on July 24, 2013
Courtesy of National Cowboy & Western Heritage Museum The original Matador Ranch chuckwagon is among the exhibits at the Cowboy and Western Heritage Museum in Oklahoma City.

From 1870s cattle-drive journals to Frederic Remington’s 1907 painting “In From the Night Herd,” the National Cowboy & Western Heritage Museum in Oklahoma City preserves the history and culture of the American West.

Founded in 1955, the museum has corralled more than 28,000 Western artworks and artifacts, including collections of American Indian attire, barbed wire, horse saddles, early rodeo photographs and rare firearms, such as an 1830s Colt Paterson muzzle-loading percussion revolver and an 1850s Volcanic pistol. Three halls of fame—Rodeo, Great Westerners and Great Western Performers—honor individuals who’ve made notable contributions to the Western experience.

The museum’s Native American Gallery showcases nearly 200 artifacts, including a pair of 1880s Delaware moccasins with a maple leaf beadwork design; an 1890s Teton Dakota animal hide picture calendar, known as a winter count; and a 1920s Sioux tobacco bag adorned with a beaded horse.

Cowboy life is depicted in the American Cowboy Gallery’s bunkhouse replica, chuck wagon scenes, and on a 900-square-foot granite floor map etched with historic cattle trails and legendary ranches.

Hollywood cowboys star in the museum’s Western Performers Gallery, which features actor Tom Mix’s saddle, John Wayne’s modified Model 1892 Winchester rifle carried in several movies, a black Western outfit worn by Barbara Stanwyck in TV’s “The Big Valley,” and Roy Rogers’ white Stetson hat and kangaroo boots.

Visitors also can stroll through Prosperity Junction, a re-created early-1900s Western prairie town with 15 full-size buildings, including a livery stable, blacksmith shop, train depot, newspaper office, bank and U.S. Marshal’s office.

Best known for its top-notch Western art collection, the museum exhibits paintings such as Carl Wimar’s 1860 “Buffalo Hunt,” Albert Bierstadt’s 1867 “Emigrants Crossing the Plains” and Charles M. Russell’s 1921 “When Mules Wear Diamonds.”

The museum’s iconic centerpiece can’t be missed in the entrance hall.
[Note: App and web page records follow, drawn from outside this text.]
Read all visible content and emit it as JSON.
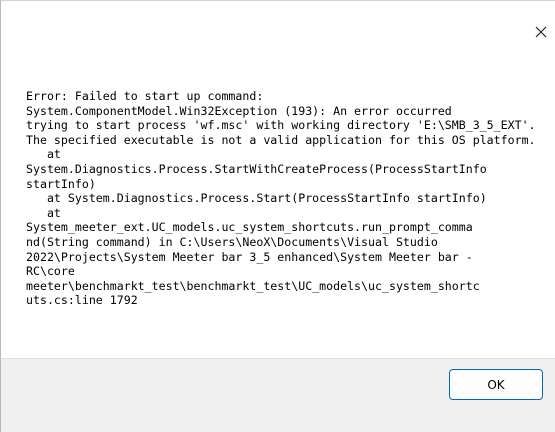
{
  "dialog": {
    "close_icon": "close-icon",
    "message_lines": [
      "Error: Failed to start up command:",
      "System.ComponentModel.Win32Exception (193): An error occurred",
      "trying to start process 'wf.msc' with working directory 'E:\\SMB_3_5_EXT'.",
      "The specified executable is not a valid application for this OS platform.",
      "   at",
      "System.Diagnostics.Process.StartWithCreateProcess(ProcessStartInfo",
      "startInfo)",
      "   at System.Diagnostics.Process.Start(ProcessStartInfo startInfo)",
      "   at",
      "System_meeter_ext.UC_models.uc_system_shortcuts.run_prompt_comma",
      "nd(String command) in C:\\Users\\NeoX\\Documents\\Visual Studio",
      "2022\\Projects\\System Meeter bar 3_5 enhanced\\System Meeter bar -",
      "RC\\core",
      "meeter\\benchmarkt_test\\benchmarkt_test\\UC_models\\uc_system_shortc",
      "uts.cs:line 1792"
    ],
    "ok_label": "OK",
    "accent_color": "#0067c0"
  }
}
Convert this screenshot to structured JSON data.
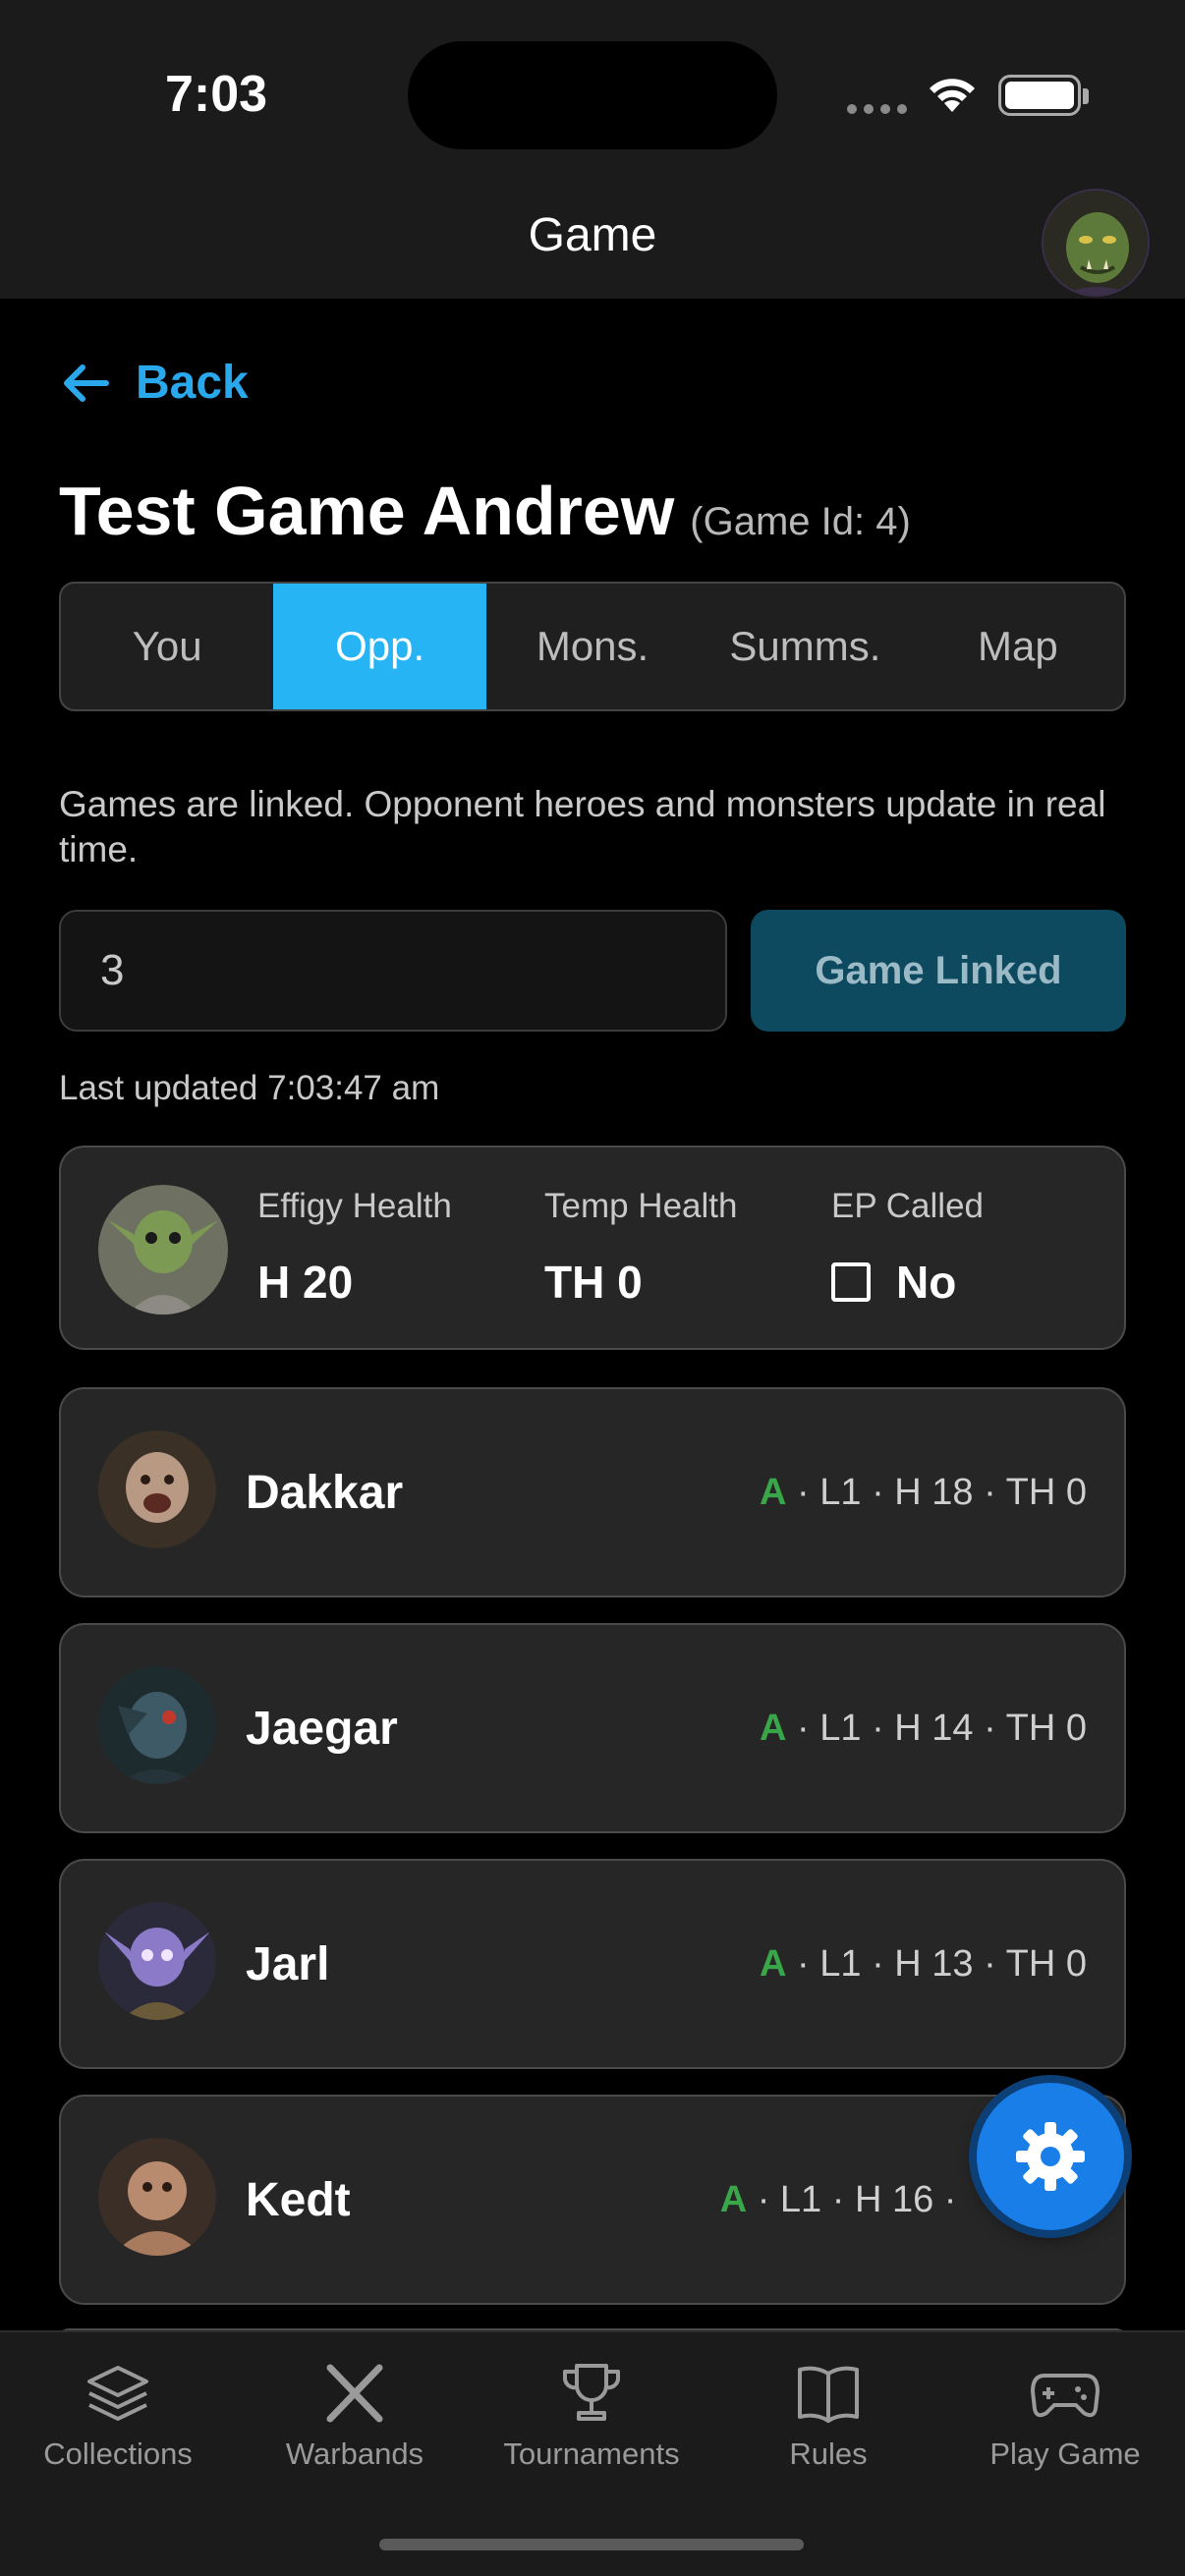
{
  "status_bar": {
    "time": "7:03"
  },
  "nav": {
    "title": "Game",
    "avatar_icon": "orc-avatar-icon"
  },
  "back": {
    "label": "Back"
  },
  "game": {
    "title": "Test Game Andrew",
    "id_label": "(Game Id: 4)"
  },
  "tabs": [
    {
      "label": "You",
      "active": false
    },
    {
      "label": "Opp.",
      "active": true
    },
    {
      "label": "Mons.",
      "active": false
    },
    {
      "label": "Summs.",
      "active": false
    },
    {
      "label": "Map",
      "active": false
    }
  ],
  "link": {
    "info": "Games are linked. Opponent heroes and monsters update in real time.",
    "input_value": "3",
    "button_label": "Game Linked",
    "last_updated": "Last updated 7:03:47 am"
  },
  "effigy": {
    "health_label": "Effigy Health",
    "health_value": "H 20",
    "temp_label": "Temp Health",
    "temp_value": "TH 0",
    "ep_label": "EP Called",
    "ep_value": "No"
  },
  "heroes": [
    {
      "name": "Dakkar",
      "status": "A",
      "stats": " · L1 · H 18 · TH 0"
    },
    {
      "name": "Jaegar",
      "status": "A",
      "stats": " · L1 · H 14 · TH 0"
    },
    {
      "name": "Jarl",
      "status": "A",
      "stats": " · L1 · H 13 · TH 0"
    },
    {
      "name": "Kedt",
      "status": "A",
      "stats": " · L1 · H 16 · "
    }
  ],
  "tabbar": [
    {
      "label": "Collections",
      "icon": "layers-icon"
    },
    {
      "label": "Warbands",
      "icon": "crossed-swords-icon"
    },
    {
      "label": "Tournaments",
      "icon": "trophy-icon"
    },
    {
      "label": "Rules",
      "icon": "book-icon"
    },
    {
      "label": "Play Game",
      "icon": "gamepad-icon"
    }
  ],
  "colors": {
    "accent": "#27b4f5",
    "link_button": "#0d4a60",
    "active_status": "#3aa64a",
    "fab": "#1a7ee8"
  }
}
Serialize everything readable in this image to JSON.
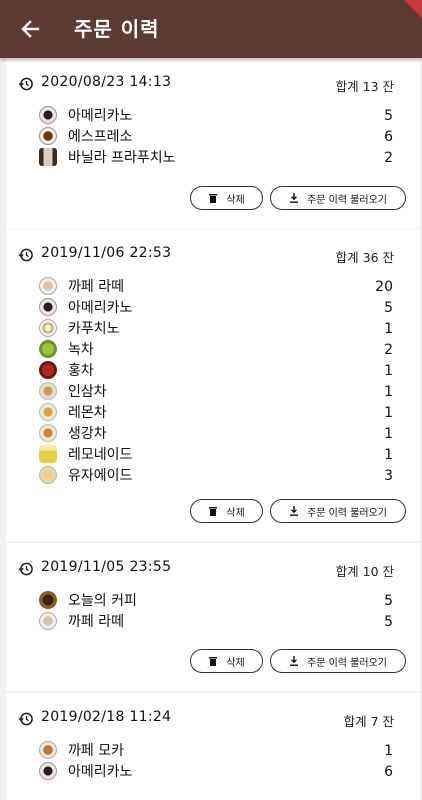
{
  "header": {
    "title": "주문 이력",
    "back_icon": "arrow-left-icon"
  },
  "colors": {
    "appbar": "#5d3a34",
    "accent": "#c43a3a"
  },
  "buttons": {
    "delete": "삭제",
    "load": "주문 이력 불러오기"
  },
  "orders": [
    {
      "datetime": "2020/08/23 14:13",
      "total": "합계 13 잔",
      "items": [
        {
          "name": "아메리카노",
          "qty": "5",
          "icon": "americano-icon"
        },
        {
          "name": "에스프레소",
          "qty": "6",
          "icon": "espresso-icon"
        },
        {
          "name": "바닐라 프라푸치노",
          "qty": "2",
          "icon": "frappuccino-icon"
        }
      ]
    },
    {
      "datetime": "2019/11/06 22:53",
      "total": "합계 36 잔",
      "items": [
        {
          "name": "까페 라떼",
          "qty": "20",
          "icon": "latte-icon"
        },
        {
          "name": "아메리카노",
          "qty": "5",
          "icon": "americano-icon"
        },
        {
          "name": "카푸치노",
          "qty": "1",
          "icon": "cappuccino-icon"
        },
        {
          "name": "녹차",
          "qty": "2",
          "icon": "green-tea-icon"
        },
        {
          "name": "홍차",
          "qty": "1",
          "icon": "black-tea-icon"
        },
        {
          "name": "인삼차",
          "qty": "1",
          "icon": "ginseng-tea-icon"
        },
        {
          "name": "레몬차",
          "qty": "1",
          "icon": "lemon-tea-icon"
        },
        {
          "name": "생강차",
          "qty": "1",
          "icon": "ginger-tea-icon"
        },
        {
          "name": "레모네이드",
          "qty": "1",
          "icon": "lemonade-icon"
        },
        {
          "name": "유자에이드",
          "qty": "3",
          "icon": "yuja-ade-icon"
        }
      ]
    },
    {
      "datetime": "2019/11/05 23:55",
      "total": "합계 10 잔",
      "items": [
        {
          "name": "오늘의 커피",
          "qty": "5",
          "icon": "daily-coffee-icon"
        },
        {
          "name": "까페 라떼",
          "qty": "5",
          "icon": "latte-icon"
        }
      ]
    },
    {
      "datetime": "2019/02/18 11:24",
      "total": "합계 7 잔",
      "items": [
        {
          "name": "까페 모카",
          "qty": "1",
          "icon": "mocha-icon"
        },
        {
          "name": "아메리카노",
          "qty": "6",
          "icon": "americano-icon"
        }
      ]
    }
  ]
}
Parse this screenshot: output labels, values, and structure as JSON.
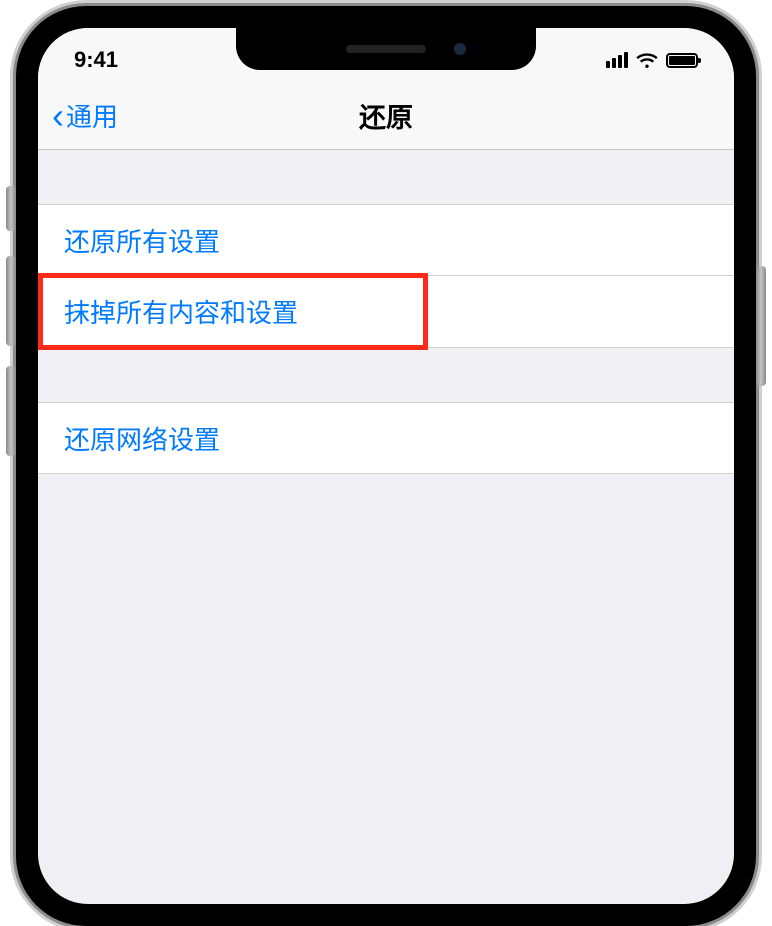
{
  "status": {
    "time": "9:41"
  },
  "nav": {
    "back_label": "通用",
    "title": "还原"
  },
  "items": {
    "reset_all": "还原所有设置",
    "erase_all": "抹掉所有内容和设置",
    "reset_network": "还原网络设置"
  }
}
Standing 18 feet tall is James Earle Fraser’s original plaster statue of an American Indian on horseback, “The End of the Trail,” created for the 1915 Panama-Pacific International Exposition.